Dr. Joanne Jones, Executive Director Curriculum and Development
Dr. Kimberly Beckerdite, Supervisor
Leanne Krause, Secretary
(757) 283-7850 x.10243
(757) 599-5605 (fax)
High School Programs
A variety of advanced level and specialized courses beyond the regular high school curriculum are offered for our secondary gifted students. Most of these courses are available to all students, including those who have been identified as gifted. Accelerated, interdisciplinary and advanced placement courses are available at all of the Newport News high schools. Additional specialized courses are taught at the magnet schools. Students may also enroll in area college courses to earn elective or dual-enrollment credit while still in high school. Listed below are some of the options that will be of particular interest to academically gifted high school students.
Advanced Placement Classes (AP) are weighted college level classes offered in every high school. Courses are available in most major subject areas. Students generally take these classes in the eleventh and twelfth grades. In May, students take nationally administered AP examinations for the specific AP courses they have completed. Most colleges give academic credit and/or advanced placement to students who achieve qualifying scores on these exams.
Virtual Virginia Advanced Placement Online School is offered to high school students using distance learning technologies. The full-year courses are designed in conjunction with the College Board and the Advanced Placement Program. The Virtual Advanced Placement School (VAPS) provides the flexibility of scheduling an Advanced Placement course anytime during the school day and online students may be enrolled in a class with students from other high schools or other school divisions.

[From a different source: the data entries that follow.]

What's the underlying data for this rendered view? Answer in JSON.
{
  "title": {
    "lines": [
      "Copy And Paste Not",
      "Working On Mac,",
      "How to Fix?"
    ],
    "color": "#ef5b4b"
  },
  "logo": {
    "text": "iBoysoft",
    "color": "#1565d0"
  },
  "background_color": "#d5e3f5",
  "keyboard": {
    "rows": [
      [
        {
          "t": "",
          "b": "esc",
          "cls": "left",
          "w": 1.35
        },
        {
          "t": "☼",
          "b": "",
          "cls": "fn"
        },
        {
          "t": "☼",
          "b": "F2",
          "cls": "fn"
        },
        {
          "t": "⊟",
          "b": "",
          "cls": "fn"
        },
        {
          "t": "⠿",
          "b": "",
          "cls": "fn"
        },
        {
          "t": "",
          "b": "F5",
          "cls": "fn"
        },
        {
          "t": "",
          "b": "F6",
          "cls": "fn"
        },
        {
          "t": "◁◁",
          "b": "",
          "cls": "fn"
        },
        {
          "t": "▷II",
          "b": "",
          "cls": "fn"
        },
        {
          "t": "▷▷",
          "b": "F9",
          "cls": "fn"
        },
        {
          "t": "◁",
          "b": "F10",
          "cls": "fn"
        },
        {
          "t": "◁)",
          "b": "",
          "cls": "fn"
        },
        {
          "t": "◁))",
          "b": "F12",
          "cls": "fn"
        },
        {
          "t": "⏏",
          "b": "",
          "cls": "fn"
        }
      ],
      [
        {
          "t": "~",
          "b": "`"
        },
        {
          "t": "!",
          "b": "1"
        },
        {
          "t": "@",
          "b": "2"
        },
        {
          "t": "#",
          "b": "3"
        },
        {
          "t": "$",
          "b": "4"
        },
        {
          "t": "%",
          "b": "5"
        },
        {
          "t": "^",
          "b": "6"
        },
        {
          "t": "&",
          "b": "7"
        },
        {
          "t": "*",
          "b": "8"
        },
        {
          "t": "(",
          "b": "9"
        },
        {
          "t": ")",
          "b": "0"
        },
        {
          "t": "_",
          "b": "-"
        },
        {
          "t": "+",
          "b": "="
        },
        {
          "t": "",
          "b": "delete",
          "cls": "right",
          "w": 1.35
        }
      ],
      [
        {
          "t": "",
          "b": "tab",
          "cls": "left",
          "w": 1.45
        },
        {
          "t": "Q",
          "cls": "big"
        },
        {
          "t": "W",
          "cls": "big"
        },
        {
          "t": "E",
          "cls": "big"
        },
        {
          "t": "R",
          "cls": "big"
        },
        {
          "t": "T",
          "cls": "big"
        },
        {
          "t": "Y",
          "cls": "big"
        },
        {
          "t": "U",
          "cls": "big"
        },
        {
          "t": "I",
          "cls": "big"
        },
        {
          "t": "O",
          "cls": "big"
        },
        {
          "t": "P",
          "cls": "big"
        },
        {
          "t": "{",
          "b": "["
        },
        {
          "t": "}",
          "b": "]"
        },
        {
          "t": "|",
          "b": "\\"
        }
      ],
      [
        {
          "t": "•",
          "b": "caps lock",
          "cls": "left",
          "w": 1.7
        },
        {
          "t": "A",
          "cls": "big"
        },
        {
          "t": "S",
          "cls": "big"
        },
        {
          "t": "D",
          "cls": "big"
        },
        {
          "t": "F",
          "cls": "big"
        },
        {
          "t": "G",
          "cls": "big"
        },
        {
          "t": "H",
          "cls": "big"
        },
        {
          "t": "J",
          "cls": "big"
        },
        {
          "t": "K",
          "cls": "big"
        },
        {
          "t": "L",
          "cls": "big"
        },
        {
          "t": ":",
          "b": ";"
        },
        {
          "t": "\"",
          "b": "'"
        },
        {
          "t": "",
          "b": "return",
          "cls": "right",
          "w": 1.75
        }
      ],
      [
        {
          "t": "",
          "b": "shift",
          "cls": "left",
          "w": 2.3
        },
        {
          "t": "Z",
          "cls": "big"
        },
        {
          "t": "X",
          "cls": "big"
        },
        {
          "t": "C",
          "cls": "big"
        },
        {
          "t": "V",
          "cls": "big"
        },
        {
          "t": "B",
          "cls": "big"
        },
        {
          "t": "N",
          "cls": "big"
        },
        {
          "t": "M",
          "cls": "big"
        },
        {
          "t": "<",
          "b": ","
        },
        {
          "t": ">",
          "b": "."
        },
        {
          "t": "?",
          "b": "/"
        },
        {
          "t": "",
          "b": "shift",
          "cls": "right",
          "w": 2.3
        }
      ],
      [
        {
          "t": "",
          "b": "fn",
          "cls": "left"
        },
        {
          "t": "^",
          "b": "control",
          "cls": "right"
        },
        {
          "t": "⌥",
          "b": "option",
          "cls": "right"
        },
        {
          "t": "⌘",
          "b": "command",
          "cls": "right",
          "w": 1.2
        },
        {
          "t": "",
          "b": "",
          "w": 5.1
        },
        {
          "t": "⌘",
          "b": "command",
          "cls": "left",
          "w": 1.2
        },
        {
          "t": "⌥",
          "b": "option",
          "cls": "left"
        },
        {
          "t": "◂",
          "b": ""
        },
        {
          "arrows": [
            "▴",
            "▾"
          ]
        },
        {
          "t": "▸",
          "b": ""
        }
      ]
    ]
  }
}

Mentors are assigned to work with students in the VAPS program.
Dual Enrollment classes are offered to high school students in conjunction with Christopher Newport University and Thomas Nelson University. Students are eligible to take college level courses in high school as part of the advanced diploma.
New Horizons Governor’s School for Science and Technology is a regional program for advanced study beyond the level of regular high school courses. Located in Hampton, the regional program serves Newport News and other local school divisions. Classes in physics, chemistry, biology, mathematics, and computer science include laboratory experiences not available at the local schools as well as mentor relationships with scientists and professionals in the community. Students attend their home school for part of each day and travel to the Governor's School for one to three hours of instruction daily. Students are selected for this program based on previous math and science grades and teacher recommendations. College credit may be earned for these weighted high school classes.
The International Baccalaureate Program at Warwick High School in grades eleven and twelve - is an internationally recognized course of study. Students apply to the IB Program in eighth grade and take Pre-IB classes, offered only at Warwick High School, during the ninth and tenth grades. Students who are not in the Warwick High School zone may apply and attend Warwick for all four years. Beginning in the junior year, IB students take weighted, college-level courses leading to IB exams. Other requirements of the IB Diploma include a 4,000-word essay and participation in extra-curricular and community service activities. Many colleges recognize the IB Program and offer academic credit for those who score well on the IB examinations.
The Early Scholars Program is intended to encourage eligible high school students to complete requirements for a high school diploma and concurrently earn at least fifteen hours of transferable credits toward a college degree. This program can potentially result in a more productive senior year and reduce the amount of college tuition for families.
Service Learning is a community-based program in which students and teachers cooperate with local leaders to address problems and issues, resulting in service to the community and in academic, career, citizenship, and personal development for students. Service learning for high school credit focuses on the real needs within the community in which services provided by students support the learning goals of a course through the Career Pathways Program. Students engage in critical, reflective thinking and examine the relationship of theory and practice.